Single-Nanometer Changes in Nanopore Geometry Influence Curvature, Local Properties, and Protein Localization in Membrane Simulations.
Belessiotis-Richards A., Higgins SG., Butterworth B., Stevens MM., Alexander-Katz A.
Nanoporous surfaces are used in many applications in intracellular sensing and drug delivery. However, the effects of such nanostructures on cell membrane properties are still far from understood. Here, we use coarse-grained molecular dynamics simulations to show that nanoporous substrates can stimulate membrane-curvature effects and that this curvature-sensing effect is much more sensitive than previously thought. We define a series of design parameters for inducing a nanoscale membrane curvature and show that nanopore taper plays a key role in membrane deformation, elucidating a previously unexplored fabrication parameter applicable to many nanostructured biomaterials. We report significant changes in the membrane area per lipid and thickness at regions of curvature. Finally, we demonstrate that regions of the nanopore-induced membrane curvature act as local hotspots for an increased bioactivity. We show spontaneous binding and localization of the epsin N-terminal homology (ENTH) domain to the regions of curvature.
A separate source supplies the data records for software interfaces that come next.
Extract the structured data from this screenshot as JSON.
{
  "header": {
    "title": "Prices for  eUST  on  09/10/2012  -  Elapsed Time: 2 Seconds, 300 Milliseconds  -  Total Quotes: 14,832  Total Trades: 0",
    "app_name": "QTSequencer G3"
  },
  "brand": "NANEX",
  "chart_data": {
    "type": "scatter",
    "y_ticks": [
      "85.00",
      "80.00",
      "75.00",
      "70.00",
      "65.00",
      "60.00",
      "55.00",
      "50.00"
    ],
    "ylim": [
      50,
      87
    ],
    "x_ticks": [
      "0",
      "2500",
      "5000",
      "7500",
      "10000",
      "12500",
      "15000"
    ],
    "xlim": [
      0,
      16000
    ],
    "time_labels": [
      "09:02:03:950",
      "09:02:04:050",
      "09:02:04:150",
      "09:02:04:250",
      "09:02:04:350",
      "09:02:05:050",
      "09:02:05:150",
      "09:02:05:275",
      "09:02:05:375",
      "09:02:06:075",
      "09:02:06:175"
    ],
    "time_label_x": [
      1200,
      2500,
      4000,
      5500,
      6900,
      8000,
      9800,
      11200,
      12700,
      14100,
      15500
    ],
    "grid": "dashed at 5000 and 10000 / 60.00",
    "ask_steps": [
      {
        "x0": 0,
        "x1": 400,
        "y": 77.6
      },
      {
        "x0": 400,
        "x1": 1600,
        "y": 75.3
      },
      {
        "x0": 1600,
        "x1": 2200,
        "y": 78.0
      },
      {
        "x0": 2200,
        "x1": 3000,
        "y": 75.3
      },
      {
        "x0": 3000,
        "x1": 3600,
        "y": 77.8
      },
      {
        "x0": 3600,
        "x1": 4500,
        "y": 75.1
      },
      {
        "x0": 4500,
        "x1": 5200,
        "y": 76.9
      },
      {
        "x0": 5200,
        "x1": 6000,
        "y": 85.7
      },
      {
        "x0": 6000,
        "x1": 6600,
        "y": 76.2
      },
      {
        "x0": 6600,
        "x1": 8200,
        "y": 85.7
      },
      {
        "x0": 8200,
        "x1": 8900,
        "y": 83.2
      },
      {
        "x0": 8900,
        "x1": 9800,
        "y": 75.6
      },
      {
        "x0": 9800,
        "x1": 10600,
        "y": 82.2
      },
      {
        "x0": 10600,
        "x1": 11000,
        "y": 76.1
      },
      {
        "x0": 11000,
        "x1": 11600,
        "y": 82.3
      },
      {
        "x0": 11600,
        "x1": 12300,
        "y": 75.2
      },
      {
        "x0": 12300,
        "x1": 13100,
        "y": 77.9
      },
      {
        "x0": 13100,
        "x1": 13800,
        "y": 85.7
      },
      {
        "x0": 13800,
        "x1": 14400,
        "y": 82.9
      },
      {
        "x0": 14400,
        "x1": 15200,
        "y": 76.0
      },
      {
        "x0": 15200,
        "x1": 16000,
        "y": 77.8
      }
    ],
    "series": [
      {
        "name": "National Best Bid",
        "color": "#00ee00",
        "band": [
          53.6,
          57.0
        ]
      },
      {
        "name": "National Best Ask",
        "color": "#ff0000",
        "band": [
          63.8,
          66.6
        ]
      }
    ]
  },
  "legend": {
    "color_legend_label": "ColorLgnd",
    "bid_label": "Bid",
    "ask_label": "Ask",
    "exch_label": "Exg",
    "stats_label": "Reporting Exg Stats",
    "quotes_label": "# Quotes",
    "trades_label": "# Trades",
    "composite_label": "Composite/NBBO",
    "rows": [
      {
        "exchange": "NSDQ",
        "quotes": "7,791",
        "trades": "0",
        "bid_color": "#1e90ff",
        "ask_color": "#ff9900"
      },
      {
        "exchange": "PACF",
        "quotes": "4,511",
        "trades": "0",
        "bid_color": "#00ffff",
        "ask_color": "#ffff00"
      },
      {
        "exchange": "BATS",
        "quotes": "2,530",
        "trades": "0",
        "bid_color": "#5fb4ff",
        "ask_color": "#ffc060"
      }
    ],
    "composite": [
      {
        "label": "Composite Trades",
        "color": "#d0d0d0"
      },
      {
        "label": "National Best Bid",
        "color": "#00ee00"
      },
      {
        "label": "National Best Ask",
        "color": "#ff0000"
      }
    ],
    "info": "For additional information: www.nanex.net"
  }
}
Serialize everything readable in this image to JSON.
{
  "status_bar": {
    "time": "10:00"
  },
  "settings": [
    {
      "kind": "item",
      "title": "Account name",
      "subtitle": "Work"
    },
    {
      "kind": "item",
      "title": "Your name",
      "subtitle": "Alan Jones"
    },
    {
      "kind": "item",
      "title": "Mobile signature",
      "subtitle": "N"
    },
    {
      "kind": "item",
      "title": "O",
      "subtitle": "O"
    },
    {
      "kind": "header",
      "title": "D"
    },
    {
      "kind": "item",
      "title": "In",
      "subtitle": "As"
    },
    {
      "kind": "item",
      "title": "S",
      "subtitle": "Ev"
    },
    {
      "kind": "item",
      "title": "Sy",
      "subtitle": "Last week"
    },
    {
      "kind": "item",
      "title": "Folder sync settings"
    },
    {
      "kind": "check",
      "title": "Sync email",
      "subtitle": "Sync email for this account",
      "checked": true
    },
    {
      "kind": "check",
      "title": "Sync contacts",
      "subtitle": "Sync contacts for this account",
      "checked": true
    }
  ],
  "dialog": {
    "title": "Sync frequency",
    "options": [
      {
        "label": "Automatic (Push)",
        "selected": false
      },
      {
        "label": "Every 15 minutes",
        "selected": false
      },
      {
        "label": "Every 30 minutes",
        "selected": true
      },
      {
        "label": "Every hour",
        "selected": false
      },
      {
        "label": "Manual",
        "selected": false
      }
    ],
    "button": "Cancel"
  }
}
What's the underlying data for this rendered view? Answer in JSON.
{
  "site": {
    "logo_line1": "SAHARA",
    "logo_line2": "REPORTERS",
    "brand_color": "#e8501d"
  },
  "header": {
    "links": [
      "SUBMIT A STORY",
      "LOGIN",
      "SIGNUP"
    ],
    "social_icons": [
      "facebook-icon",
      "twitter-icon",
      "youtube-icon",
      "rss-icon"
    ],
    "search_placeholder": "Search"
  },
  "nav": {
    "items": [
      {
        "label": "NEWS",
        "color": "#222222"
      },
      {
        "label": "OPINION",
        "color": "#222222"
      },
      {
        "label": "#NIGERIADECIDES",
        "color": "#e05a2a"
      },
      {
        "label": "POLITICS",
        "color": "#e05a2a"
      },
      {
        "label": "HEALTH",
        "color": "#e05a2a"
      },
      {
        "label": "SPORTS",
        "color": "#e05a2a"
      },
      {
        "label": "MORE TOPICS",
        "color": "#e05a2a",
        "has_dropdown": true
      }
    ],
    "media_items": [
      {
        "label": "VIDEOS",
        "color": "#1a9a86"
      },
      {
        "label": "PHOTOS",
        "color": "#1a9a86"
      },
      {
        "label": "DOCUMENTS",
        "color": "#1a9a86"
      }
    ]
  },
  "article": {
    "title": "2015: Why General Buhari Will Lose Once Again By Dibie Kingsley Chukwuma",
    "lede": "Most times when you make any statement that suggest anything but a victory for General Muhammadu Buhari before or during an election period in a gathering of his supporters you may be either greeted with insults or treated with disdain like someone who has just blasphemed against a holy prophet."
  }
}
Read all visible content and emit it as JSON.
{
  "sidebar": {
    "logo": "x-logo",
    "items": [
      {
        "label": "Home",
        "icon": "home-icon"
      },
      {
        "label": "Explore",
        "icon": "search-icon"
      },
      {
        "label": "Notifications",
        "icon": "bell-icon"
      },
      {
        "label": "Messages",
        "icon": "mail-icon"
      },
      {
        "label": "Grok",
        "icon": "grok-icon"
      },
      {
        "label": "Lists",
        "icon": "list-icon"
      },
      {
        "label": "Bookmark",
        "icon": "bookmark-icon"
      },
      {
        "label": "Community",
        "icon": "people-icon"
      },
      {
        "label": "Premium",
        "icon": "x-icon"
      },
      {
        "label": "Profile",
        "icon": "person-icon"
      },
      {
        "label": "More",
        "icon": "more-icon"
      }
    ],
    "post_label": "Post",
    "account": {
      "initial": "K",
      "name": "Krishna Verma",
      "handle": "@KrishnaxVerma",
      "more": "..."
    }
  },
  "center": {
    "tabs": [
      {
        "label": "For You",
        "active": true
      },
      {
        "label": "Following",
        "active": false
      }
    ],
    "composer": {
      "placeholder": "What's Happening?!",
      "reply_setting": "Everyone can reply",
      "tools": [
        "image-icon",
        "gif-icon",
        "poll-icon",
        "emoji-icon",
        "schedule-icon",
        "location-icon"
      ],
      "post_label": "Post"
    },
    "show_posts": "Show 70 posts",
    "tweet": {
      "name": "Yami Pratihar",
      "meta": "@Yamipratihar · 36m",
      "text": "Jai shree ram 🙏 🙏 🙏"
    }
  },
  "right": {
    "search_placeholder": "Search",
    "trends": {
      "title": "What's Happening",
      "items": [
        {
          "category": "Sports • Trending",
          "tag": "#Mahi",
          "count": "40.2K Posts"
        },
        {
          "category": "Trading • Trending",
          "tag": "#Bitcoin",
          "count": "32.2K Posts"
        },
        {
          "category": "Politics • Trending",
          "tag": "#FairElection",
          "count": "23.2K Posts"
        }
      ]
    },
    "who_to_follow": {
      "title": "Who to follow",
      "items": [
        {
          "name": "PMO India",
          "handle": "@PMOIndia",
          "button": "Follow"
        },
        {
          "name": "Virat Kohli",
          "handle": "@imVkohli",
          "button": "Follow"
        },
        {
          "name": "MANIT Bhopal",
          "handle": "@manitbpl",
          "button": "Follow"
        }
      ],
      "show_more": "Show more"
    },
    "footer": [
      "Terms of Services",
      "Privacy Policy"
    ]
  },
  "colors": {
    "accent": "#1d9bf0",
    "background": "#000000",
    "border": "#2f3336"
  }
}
Understanding this interplay between the membrane curvature and nanoporosity at the biointerface helps both explain recent biological results and suggests a pathway for developing the next generation of cell-active substrates.